It is one of the most iconic vistas in the world and was unveiled nearly a century ago – on 12 October, 1931.
Brazil's statue of Christ the Redeemer sits on top of the 700-metre (2,300ft) Corcovado mountain overlooking the city of Rio de Janeiro.
Standing 30 metres (98ft) high, with arms stretching 28m (92ft) wide, the world-famous statue has become a cultural icon and was voted one of the New Seven Wonders of the World.
The idea for a Christian monument on Mount Corcovado was first floated by a priest in the mid-1850s to honour Princess Isabel, regent of Brazil and the daughter of Emperor Pedro II, but the proposal was dismissed after Brazil became a republic in 1889.
In 1920 a second proposal for a "Statue of the Christ" was made, motivated by so-called "godlessness" in society, and funded mainly by donations from Brazilian Catholics.
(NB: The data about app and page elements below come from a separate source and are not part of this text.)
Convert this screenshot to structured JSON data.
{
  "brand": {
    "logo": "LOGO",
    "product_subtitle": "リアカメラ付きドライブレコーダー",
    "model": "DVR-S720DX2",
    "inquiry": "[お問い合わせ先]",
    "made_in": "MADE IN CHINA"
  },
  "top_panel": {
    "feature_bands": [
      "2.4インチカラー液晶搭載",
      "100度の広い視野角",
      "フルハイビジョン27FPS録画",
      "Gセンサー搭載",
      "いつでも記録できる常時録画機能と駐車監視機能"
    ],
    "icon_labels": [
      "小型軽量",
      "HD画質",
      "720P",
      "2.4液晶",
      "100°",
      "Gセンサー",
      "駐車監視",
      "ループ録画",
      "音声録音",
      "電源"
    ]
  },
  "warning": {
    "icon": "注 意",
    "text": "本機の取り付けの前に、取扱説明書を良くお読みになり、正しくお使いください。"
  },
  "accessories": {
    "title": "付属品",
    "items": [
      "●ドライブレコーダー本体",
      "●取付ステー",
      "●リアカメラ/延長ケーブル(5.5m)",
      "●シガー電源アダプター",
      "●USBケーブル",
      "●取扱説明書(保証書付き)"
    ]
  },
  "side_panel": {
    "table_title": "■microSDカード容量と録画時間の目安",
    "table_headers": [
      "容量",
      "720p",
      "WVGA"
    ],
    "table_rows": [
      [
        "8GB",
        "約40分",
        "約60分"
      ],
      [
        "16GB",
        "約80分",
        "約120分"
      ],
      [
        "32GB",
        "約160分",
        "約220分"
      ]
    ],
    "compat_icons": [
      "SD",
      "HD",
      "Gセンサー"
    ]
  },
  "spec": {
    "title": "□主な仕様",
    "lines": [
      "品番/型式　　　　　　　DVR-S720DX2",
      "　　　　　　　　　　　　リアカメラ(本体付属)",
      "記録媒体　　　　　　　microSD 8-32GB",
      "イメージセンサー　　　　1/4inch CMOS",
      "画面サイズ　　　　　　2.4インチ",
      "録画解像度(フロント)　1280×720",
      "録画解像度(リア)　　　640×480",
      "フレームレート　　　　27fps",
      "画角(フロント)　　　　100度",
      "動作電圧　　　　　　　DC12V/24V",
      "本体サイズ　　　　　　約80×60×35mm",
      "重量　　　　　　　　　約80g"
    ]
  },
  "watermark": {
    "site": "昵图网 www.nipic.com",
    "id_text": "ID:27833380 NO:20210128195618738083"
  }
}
Designs included a representation of the Christian cross, a statue of Jesus with a globe in his hands, and a pedestal symbolising the world. The statue of Christ the Redeemer with open arms was chosen.
The statue was first made in France by French sculptor Paul Landowski, who created it in clay pieces.
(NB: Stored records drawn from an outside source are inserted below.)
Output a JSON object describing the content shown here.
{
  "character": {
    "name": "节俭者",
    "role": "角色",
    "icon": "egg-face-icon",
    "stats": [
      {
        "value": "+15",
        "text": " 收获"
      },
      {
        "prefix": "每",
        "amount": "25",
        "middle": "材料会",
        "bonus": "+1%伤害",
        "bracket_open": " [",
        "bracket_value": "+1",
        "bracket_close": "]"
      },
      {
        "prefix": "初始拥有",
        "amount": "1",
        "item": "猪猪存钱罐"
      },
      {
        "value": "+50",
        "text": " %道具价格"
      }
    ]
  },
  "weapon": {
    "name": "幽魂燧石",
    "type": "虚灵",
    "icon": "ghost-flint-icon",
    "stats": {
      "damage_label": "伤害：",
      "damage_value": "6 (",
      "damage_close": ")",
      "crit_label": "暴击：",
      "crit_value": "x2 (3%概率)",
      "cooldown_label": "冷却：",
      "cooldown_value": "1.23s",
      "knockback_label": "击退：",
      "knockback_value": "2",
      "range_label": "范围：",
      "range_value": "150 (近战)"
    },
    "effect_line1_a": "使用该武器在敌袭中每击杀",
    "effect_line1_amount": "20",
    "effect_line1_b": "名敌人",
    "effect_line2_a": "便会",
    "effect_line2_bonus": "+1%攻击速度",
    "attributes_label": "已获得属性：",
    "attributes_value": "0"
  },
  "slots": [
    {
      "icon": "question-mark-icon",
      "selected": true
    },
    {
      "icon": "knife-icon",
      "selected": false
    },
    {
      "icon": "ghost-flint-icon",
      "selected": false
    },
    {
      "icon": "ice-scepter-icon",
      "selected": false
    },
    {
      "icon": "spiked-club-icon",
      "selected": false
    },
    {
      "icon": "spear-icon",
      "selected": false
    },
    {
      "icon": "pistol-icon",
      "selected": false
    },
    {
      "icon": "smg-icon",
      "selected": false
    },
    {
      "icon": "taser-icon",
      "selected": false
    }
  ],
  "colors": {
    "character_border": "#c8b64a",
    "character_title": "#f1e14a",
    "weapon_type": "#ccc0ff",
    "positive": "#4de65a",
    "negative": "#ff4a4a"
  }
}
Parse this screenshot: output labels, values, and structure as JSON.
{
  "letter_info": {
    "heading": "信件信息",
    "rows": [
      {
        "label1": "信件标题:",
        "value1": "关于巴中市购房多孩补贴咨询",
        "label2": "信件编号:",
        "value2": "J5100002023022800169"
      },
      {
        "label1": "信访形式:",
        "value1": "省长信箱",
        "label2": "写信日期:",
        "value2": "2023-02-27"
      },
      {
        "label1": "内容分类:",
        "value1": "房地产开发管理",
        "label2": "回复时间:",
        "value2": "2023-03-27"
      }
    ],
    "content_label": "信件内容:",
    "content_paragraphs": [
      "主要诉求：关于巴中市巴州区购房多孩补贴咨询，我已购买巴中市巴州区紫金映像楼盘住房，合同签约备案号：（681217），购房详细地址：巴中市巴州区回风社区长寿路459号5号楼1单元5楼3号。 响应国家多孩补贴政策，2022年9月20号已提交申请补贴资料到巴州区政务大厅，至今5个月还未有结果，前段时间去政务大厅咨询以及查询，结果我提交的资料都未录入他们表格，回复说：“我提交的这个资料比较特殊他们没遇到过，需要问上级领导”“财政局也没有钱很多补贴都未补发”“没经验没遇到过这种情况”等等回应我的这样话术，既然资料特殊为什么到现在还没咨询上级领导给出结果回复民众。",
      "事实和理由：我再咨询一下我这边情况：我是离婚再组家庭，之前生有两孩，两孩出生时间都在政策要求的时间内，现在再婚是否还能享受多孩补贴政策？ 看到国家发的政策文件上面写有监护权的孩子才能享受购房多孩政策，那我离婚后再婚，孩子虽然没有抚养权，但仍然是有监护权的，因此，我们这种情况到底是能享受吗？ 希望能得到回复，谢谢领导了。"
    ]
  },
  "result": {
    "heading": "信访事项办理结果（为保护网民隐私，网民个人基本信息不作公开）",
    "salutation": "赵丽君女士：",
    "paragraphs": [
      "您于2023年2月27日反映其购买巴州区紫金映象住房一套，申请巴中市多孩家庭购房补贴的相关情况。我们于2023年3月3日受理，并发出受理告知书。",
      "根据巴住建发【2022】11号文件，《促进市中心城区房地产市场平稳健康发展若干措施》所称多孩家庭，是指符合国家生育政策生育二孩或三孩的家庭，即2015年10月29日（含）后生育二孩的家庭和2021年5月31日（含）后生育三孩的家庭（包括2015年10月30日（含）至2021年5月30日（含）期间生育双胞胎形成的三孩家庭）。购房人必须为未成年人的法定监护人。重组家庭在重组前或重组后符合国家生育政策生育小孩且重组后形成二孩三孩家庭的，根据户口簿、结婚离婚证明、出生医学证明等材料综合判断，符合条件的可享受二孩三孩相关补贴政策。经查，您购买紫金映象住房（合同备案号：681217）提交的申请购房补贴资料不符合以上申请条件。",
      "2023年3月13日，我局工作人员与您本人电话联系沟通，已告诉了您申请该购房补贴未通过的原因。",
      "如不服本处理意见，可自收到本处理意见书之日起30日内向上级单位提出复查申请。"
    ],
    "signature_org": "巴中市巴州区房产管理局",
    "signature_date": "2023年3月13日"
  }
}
Those pieces were then shipped to Brazil to be re-made with reinforced concrete by Brazilian engineer Heitor da Silva Costa and French engineer Albert Caquot.
Christ the Redeemer also has an outer shell made up of 6 million soapstone tiles – some said to have notes written on the back by the workers who made them.
It took nine years in total to build the giant statue from 1922, when the first foundation stone was laid, to 1931 – and cost the equivalent of $250,000 (£183,000).
That would be more like around $3.6m (£2.6m) or more nowadays.
Materials were carried up the mountain using a railway, and workers reportedly used long wooden poles acting as scaffolding to construct the face of the statue.
The monument was officially opened on 12 October, 1931 – 90 years ago today.
The statue has been struck by lightning several times, damaging areas including the fingers, head and eyebrows.
In 2010 restoration work began, including cleaning the statue, replacing the mortar and soapstone on the exterior, restoring iron in the internal structure, and waterproofing it.
Christ the Redeemer was vandalised during this time, in what Mayor Eduardo Paes called "a crime against the nation".
The culprits, who had sprayed paint on the arm of the statue, later handed themselves in and apologised.
Watch: Brazil's Christ the Redeemer gets a facelift